To do: Please retype, word for word, the line containing "Convert this screenshot" and every line after it through the end of the records, leaving out all pictures.

[Saved entries]
....
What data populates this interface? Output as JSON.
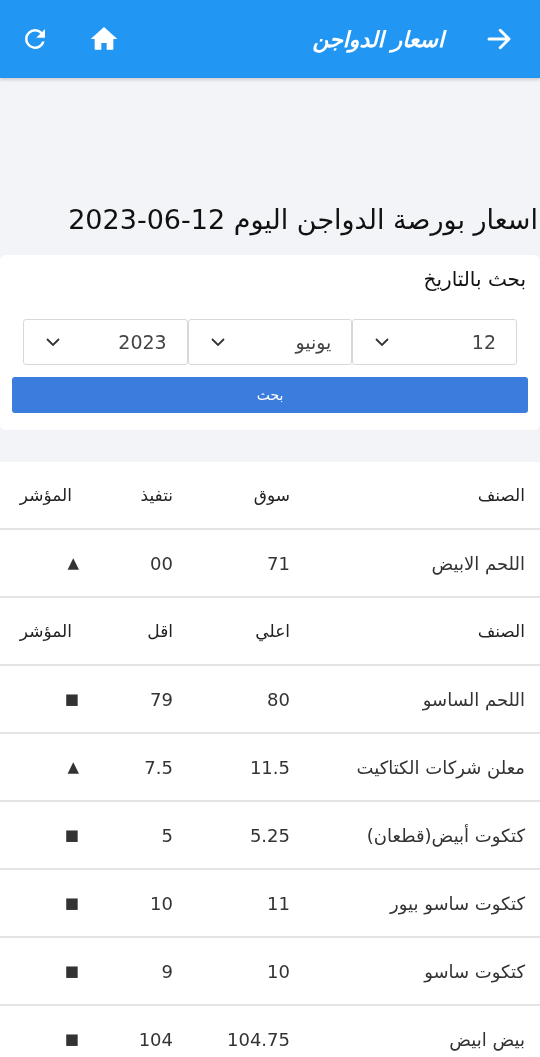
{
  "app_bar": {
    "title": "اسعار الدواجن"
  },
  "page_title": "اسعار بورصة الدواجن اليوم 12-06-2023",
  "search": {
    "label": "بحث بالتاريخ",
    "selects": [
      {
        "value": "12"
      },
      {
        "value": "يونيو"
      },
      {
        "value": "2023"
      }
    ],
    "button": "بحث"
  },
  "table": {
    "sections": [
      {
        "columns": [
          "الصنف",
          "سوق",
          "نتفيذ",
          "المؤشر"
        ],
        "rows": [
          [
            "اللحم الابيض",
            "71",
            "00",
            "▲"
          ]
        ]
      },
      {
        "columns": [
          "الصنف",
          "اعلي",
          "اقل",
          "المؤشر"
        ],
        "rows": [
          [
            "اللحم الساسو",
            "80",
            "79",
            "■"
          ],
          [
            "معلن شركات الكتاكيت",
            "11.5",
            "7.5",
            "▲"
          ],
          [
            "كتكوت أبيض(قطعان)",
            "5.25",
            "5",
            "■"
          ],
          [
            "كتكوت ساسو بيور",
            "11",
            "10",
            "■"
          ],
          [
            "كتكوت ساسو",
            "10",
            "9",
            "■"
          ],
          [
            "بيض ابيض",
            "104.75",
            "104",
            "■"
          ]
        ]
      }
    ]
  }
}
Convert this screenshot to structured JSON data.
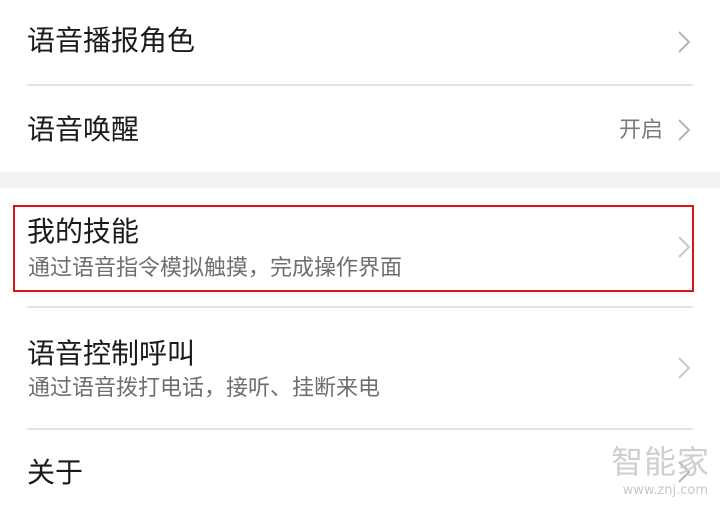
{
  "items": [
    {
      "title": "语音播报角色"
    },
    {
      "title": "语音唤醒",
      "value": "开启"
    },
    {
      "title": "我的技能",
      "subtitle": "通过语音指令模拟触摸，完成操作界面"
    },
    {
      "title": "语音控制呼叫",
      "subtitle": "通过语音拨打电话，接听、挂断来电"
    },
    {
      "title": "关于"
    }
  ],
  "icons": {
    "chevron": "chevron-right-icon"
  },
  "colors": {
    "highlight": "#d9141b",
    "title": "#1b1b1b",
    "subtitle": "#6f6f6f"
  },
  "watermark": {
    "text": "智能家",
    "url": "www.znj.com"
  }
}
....
Finished exercise:
Convert this screenshot to structured JSON data.
{
  "items": [
    {
      "title": "语音播报角色"
    },
    {
      "title": "语音唤醒",
      "value": "开启"
    },
    {
      "title": "我的技能",
      "subtitle": "通过语音指令模拟触摸，完成操作界面"
    },
    {
      "title": "语音控制呼叫",
      "subtitle": "通过语音拨打电话，接听、挂断来电"
    },
    {
      "title": "关于"
    }
  ],
  "icons": {
    "chevron": "chevron-right-icon"
  },
  "colors": {
    "highlight": "#d9141b",
    "title": "#1b1b1b",
    "subtitle": "#6f6f6f"
  },
  "watermark": {
    "text": "智能家",
    "url": "www.znj.com"
  }
}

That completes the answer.